GOAL OF THE EXERCISE
Down to the final line, print the records below exactly and without pictures.

GIVEN RECORDS
============================================================
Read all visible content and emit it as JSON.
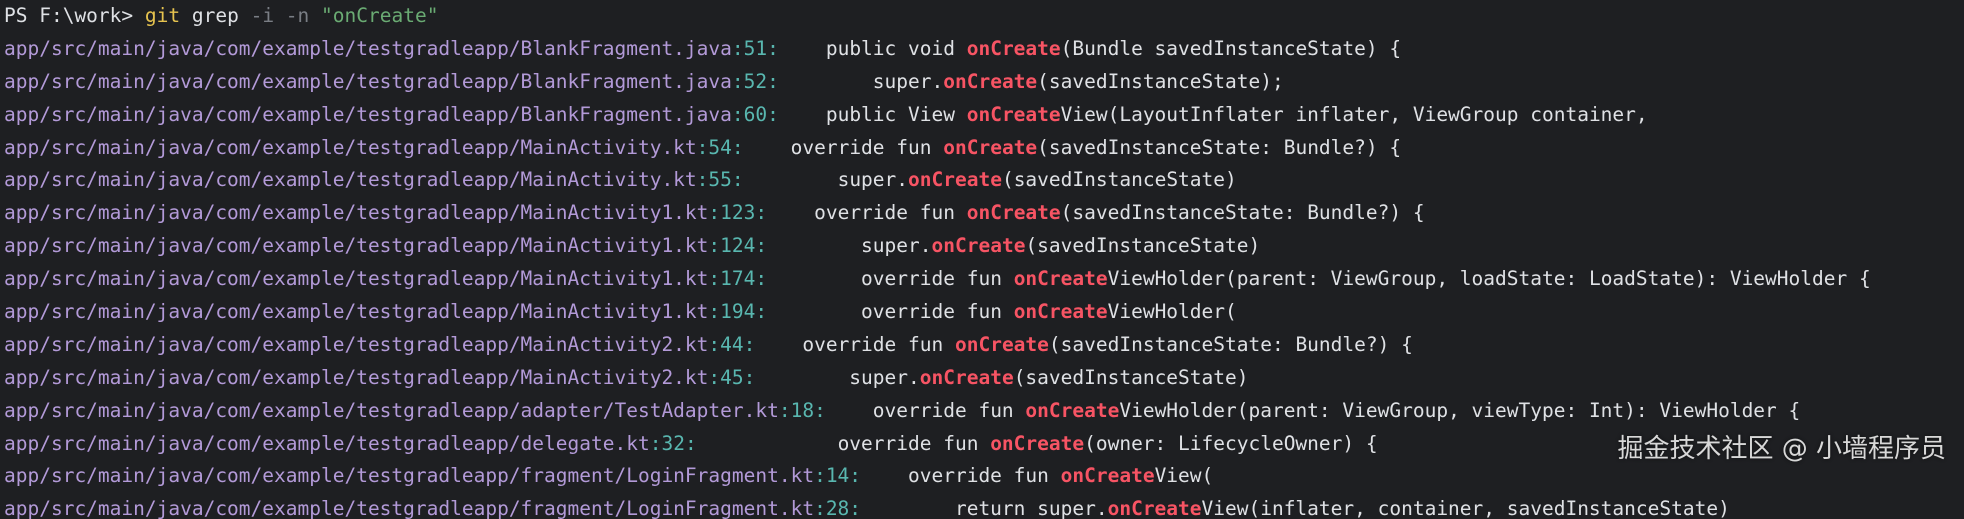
{
  "prompt": {
    "text": "PS F:\\work> ",
    "command": "git",
    "subcommand": " grep ",
    "flags": "-i -n ",
    "pattern": "\"onCreate\""
  },
  "results": [
    {
      "path": "app/src/main/java/com/example/testgradleapp/BlankFragment.java",
      "line": "51",
      "before": "    public void ",
      "match": "onCreate",
      "after": "(Bundle savedInstanceState) {"
    },
    {
      "path": "app/src/main/java/com/example/testgradleapp/BlankFragment.java",
      "line": "52",
      "before": "        super.",
      "match": "onCreate",
      "after": "(savedInstanceState);"
    },
    {
      "path": "app/src/main/java/com/example/testgradleapp/BlankFragment.java",
      "line": "60",
      "before": "    public View ",
      "match": "onCreate",
      "after": "View(LayoutInflater inflater, ViewGroup container,"
    },
    {
      "path": "app/src/main/java/com/example/testgradleapp/MainActivity.kt",
      "line": "54",
      "before": "    override fun ",
      "match": "onCreate",
      "after": "(savedInstanceState: Bundle?) {"
    },
    {
      "path": "app/src/main/java/com/example/testgradleapp/MainActivity.kt",
      "line": "55",
      "before": "        super.",
      "match": "onCreate",
      "after": "(savedInstanceState)"
    },
    {
      "path": "app/src/main/java/com/example/testgradleapp/MainActivity1.kt",
      "line": "123",
      "before": "    override fun ",
      "match": "onCreate",
      "after": "(savedInstanceState: Bundle?) {"
    },
    {
      "path": "app/src/main/java/com/example/testgradleapp/MainActivity1.kt",
      "line": "124",
      "before": "        super.",
      "match": "onCreate",
      "after": "(savedInstanceState)"
    },
    {
      "path": "app/src/main/java/com/example/testgradleapp/MainActivity1.kt",
      "line": "174",
      "before": "        override fun ",
      "match": "onCreate",
      "after": "ViewHolder(parent: ViewGroup, loadState: LoadState): ViewHolder {"
    },
    {
      "path": "app/src/main/java/com/example/testgradleapp/MainActivity1.kt",
      "line": "194",
      "before": "        override fun ",
      "match": "onCreate",
      "after": "ViewHolder("
    },
    {
      "path": "app/src/main/java/com/example/testgradleapp/MainActivity2.kt",
      "line": "44",
      "before": "    override fun ",
      "match": "onCreate",
      "after": "(savedInstanceState: Bundle?) {"
    },
    {
      "path": "app/src/main/java/com/example/testgradleapp/MainActivity2.kt",
      "line": "45",
      "before": "        super.",
      "match": "onCreate",
      "after": "(savedInstanceState)"
    },
    {
      "path": "app/src/main/java/com/example/testgradleapp/adapter/TestAdapter.kt",
      "line": "18",
      "before": "    override fun ",
      "match": "onCreate",
      "after": "ViewHolder(parent: ViewGroup, viewType: Int): ViewHolder {"
    },
    {
      "path": "app/src/main/java/com/example/testgradleapp/delegate.kt",
      "line": "32",
      "before": "            override fun ",
      "match": "onCreate",
      "after": "(owner: LifecycleOwner) {"
    },
    {
      "path": "app/src/main/java/com/example/testgradleapp/fragment/LoginFragment.kt",
      "line": "14",
      "before": "    override fun ",
      "match": "onCreate",
      "after": "View("
    },
    {
      "path": "app/src/main/java/com/example/testgradleapp/fragment/LoginFragment.kt",
      "line": "28",
      "before": "        return super.",
      "match": "onCreate",
      "after": "View(inflater, container, savedInstanceState)"
    }
  ],
  "watermark": "掘金技术社区 @ 小墙程序员",
  "colors": {
    "background": "#1e1f22",
    "path": "#b39ad8",
    "line_number": "#59b7b0",
    "match": "#f75464",
    "command": "#e6c34f",
    "string": "#6aab73"
  }
}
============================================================
ANSWER
Read all visible content and emit it as JSON.
{
  "prompt": {
    "text": "PS F:\\work> ",
    "command": "git",
    "subcommand": " grep ",
    "flags": "-i -n ",
    "pattern": "\"onCreate\""
  },
  "results": [
    {
      "path": "app/src/main/java/com/example/testgradleapp/BlankFragment.java",
      "line": "51",
      "before": "    public void ",
      "match": "onCreate",
      "after": "(Bundle savedInstanceState) {"
    },
    {
      "path": "app/src/main/java/com/example/testgradleapp/BlankFragment.java",
      "line": "52",
      "before": "        super.",
      "match": "onCreate",
      "after": "(savedInstanceState);"
    },
    {
      "path": "app/src/main/java/com/example/testgradleapp/BlankFragment.java",
      "line": "60",
      "before": "    public View ",
      "match": "onCreate",
      "after": "View(LayoutInflater inflater, ViewGroup container,"
    },
    {
      "path": "app/src/main/java/com/example/testgradleapp/MainActivity.kt",
      "line": "54",
      "before": "    override fun ",
      "match": "onCreate",
      "after": "(savedInstanceState: Bundle?) {"
    },
    {
      "path": "app/src/main/java/com/example/testgradleapp/MainActivity.kt",
      "line": "55",
      "before": "        super.",
      "match": "onCreate",
      "after": "(savedInstanceState)"
    },
    {
      "path": "app/src/main/java/com/example/testgradleapp/MainActivity1.kt",
      "line": "123",
      "before": "    override fun ",
      "match": "onCreate",
      "after": "(savedInstanceState: Bundle?) {"
    },
    {
      "path": "app/src/main/java/com/example/testgradleapp/MainActivity1.kt",
      "line": "124",
      "before": "        super.",
      "match": "onCreate",
      "after": "(savedInstanceState)"
    },
    {
      "path": "app/src/main/java/com/example/testgradleapp/MainActivity1.kt",
      "line": "174",
      "before": "        override fun ",
      "match": "onCreate",
      "after": "ViewHolder(parent: ViewGroup, loadState: LoadState): ViewHolder {"
    },
    {
      "path": "app/src/main/java/com/example/testgradleapp/MainActivity1.kt",
      "line": "194",
      "before": "        override fun ",
      "match": "onCreate",
      "after": "ViewHolder("
    },
    {
      "path": "app/src/main/java/com/example/testgradleapp/MainActivity2.kt",
      "line": "44",
      "before": "    override fun ",
      "match": "onCreate",
      "after": "(savedInstanceState: Bundle?) {"
    },
    {
      "path": "app/src/main/java/com/example/testgradleapp/MainActivity2.kt",
      "line": "45",
      "before": "        super.",
      "match": "onCreate",
      "after": "(savedInstanceState)"
    },
    {
      "path": "app/src/main/java/com/example/testgradleapp/adapter/TestAdapter.kt",
      "line": "18",
      "before": "    override fun ",
      "match": "onCreate",
      "after": "ViewHolder(parent: ViewGroup, viewType: Int): ViewHolder {"
    },
    {
      "path": "app/src/main/java/com/example/testgradleapp/delegate.kt",
      "line": "32",
      "before": "            override fun ",
      "match": "onCreate",
      "after": "(owner: LifecycleOwner) {"
    },
    {
      "path": "app/src/main/java/com/example/testgradleapp/fragment/LoginFragment.kt",
      "line": "14",
      "before": "    override fun ",
      "match": "onCreate",
      "after": "View("
    },
    {
      "path": "app/src/main/java/com/example/testgradleapp/fragment/LoginFragment.kt",
      "line": "28",
      "before": "        return super.",
      "match": "onCreate",
      "after": "View(inflater, container, savedInstanceState)"
    }
  ],
  "watermark": "掘金技术社区 @ 小墙程序员",
  "colors": {
    "background": "#1e1f22",
    "path": "#b39ad8",
    "line_number": "#59b7b0",
    "match": "#f75464",
    "command": "#e6c34f",
    "string": "#6aab73"
  }
}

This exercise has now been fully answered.